**Data excerpts:**

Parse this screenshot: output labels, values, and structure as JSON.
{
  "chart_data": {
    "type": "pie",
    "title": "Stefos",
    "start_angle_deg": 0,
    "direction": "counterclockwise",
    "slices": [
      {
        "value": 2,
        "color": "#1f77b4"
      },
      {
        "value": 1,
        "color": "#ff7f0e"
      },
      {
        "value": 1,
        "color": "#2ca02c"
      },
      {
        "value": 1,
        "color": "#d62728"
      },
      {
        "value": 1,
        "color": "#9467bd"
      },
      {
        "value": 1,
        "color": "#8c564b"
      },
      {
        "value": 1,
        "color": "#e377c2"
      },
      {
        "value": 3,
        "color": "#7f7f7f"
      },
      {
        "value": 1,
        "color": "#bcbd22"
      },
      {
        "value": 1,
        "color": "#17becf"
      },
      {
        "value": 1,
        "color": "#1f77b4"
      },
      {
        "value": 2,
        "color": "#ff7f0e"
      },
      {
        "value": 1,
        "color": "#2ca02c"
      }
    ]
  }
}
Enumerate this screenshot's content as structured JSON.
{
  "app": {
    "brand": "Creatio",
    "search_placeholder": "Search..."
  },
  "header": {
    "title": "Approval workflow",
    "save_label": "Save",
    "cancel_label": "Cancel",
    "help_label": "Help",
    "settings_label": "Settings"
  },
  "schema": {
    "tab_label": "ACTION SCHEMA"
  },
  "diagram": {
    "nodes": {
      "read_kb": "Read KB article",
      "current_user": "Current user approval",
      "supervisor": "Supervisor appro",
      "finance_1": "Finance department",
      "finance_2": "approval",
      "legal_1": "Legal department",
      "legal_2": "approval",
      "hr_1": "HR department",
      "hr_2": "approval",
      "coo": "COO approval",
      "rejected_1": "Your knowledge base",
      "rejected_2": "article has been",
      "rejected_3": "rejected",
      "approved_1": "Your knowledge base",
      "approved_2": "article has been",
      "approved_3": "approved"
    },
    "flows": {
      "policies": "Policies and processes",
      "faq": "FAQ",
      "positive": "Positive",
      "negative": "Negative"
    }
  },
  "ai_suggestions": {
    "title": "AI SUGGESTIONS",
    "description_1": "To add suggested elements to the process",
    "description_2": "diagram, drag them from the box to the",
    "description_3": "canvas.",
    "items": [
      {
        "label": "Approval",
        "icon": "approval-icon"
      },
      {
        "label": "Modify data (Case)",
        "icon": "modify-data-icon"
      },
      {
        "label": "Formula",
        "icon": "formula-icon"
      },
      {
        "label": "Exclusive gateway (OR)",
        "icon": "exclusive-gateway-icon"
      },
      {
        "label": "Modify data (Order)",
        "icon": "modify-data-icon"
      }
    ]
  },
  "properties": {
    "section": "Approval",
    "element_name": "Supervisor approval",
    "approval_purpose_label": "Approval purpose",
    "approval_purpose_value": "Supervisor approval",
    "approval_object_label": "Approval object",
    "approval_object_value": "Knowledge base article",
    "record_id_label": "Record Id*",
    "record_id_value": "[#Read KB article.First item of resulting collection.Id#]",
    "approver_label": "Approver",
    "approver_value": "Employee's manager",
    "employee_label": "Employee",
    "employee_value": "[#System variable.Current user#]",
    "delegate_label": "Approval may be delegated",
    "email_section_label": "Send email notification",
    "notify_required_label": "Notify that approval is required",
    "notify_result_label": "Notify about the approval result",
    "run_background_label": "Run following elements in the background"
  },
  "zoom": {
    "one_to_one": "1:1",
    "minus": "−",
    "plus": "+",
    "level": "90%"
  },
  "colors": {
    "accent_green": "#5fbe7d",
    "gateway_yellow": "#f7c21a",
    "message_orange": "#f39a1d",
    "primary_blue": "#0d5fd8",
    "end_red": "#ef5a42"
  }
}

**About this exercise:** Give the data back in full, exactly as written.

**Completed exercise:**
Parse this screenshot: output labels, values, and structure as JSON.
{
  "chart_data": {
    "type": "pie",
    "title": "Stefos",
    "start_angle_deg": 0,
    "direction": "counterclockwise",
    "slices": [
      {
        "value": 2,
        "color": "#1f77b4"
      },
      {
        "value": 1,
        "color": "#ff7f0e"
      },
      {
        "value": 1,
        "color": "#2ca02c"
      },
      {
        "value": 1,
        "color": "#d62728"
      },
      {
        "value": 1,
        "color": "#9467bd"
      },
      {
        "value": 1,
        "color": "#8c564b"
      },
      {
        "value": 1,
        "color": "#e377c2"
      },
      {
        "value": 3,
        "color": "#7f7f7f"
      },
      {
        "value": 1,
        "color": "#bcbd22"
      },
      {
        "value": 1,
        "color": "#17becf"
      },
      {
        "value": 1,
        "color": "#1f77b4"
      },
      {
        "value": 2,
        "color": "#ff7f0e"
      },
      {
        "value": 1,
        "color": "#2ca02c"
      }
    ]
  }
}
Enumerate this screenshot's content as structured JSON.
{
  "app": {
    "brand": "Creatio",
    "search_placeholder": "Search..."
  },
  "header": {
    "title": "Approval workflow",
    "save_label": "Save",
    "cancel_label": "Cancel",
    "help_label": "Help",
    "settings_label": "Settings"
  },
  "schema": {
    "tab_label": "ACTION SCHEMA"
  },
  "diagram": {
    "nodes": {
      "read_kb": "Read KB article",
      "current_user": "Current user approval",
      "supervisor": "Supervisor appro",
      "finance_1": "Finance department",
      "finance_2": "approval",
      "legal_1": "Legal department",
      "legal_2": "approval",
      "hr_1": "HR department",
      "hr_2": "approval",
      "coo": "COO approval",
      "rejected_1": "Your knowledge base",
      "rejected_2": "article has been",
      "rejected_3": "rejected",
      "approved_1": "Your knowledge base",
      "approved_2": "article has been",
      "approved_3": "approved"
    },
    "flows": {
      "policies": "Policies and processes",
      "faq": "FAQ",
      "positive": "Positive",
      "negative": "Negative"
    }
  },
  "ai_suggestions": {
    "title": "AI SUGGESTIONS",
    "description_1": "To add suggested elements to the process",
    "description_2": "diagram, drag them from the box to the",
    "description_3": "canvas.",
    "items": [
      {
        "label": "Approval",
        "icon": "approval-icon"
      },
      {
        "label": "Modify data (Case)",
        "icon": "modify-data-icon"
      },
      {
        "label": "Formula",
        "icon": "formula-icon"
      },
      {
        "label": "Exclusive gateway (OR)",
        "icon": "exclusive-gateway-icon"
      },
      {
        "label": "Modify data (Order)",
        "icon": "modify-data-icon"
      }
    ]
  },
  "properties": {
    "section": "Approval",
    "element_name": "Supervisor approval",
    "approval_purpose_label": "Approval purpose",
    "approval_purpose_value": "Supervisor approval",
    "approval_object_label": "Approval object",
    "approval_object_value": "Knowledge base article",
    "record_id_label": "Record Id*",
    "record_id_value": "[#Read KB article.First item of resulting collection.Id#]",
    "approver_label": "Approver",
    "approver_value": "Employee's manager",
    "employee_label": "Employee",
    "employee_value": "[#System variable.Current user#]",
    "delegate_label": "Approval may be delegated",
    "email_section_label": "Send email notification",
    "notify_required_label": "Notify that approval is required",
    "notify_result_label": "Notify about the approval result",
    "run_background_label": "Run following elements in the background"
  },
  "zoom": {
    "one_to_one": "1:1",
    "minus": "−",
    "plus": "+",
    "level": "90%"
  },
  "colors": {
    "accent_green": "#5fbe7d",
    "gateway_yellow": "#f7c21a",
    "message_orange": "#f39a1d",
    "primary_blue": "#0d5fd8",
    "end_red": "#ef5a42"
  }
}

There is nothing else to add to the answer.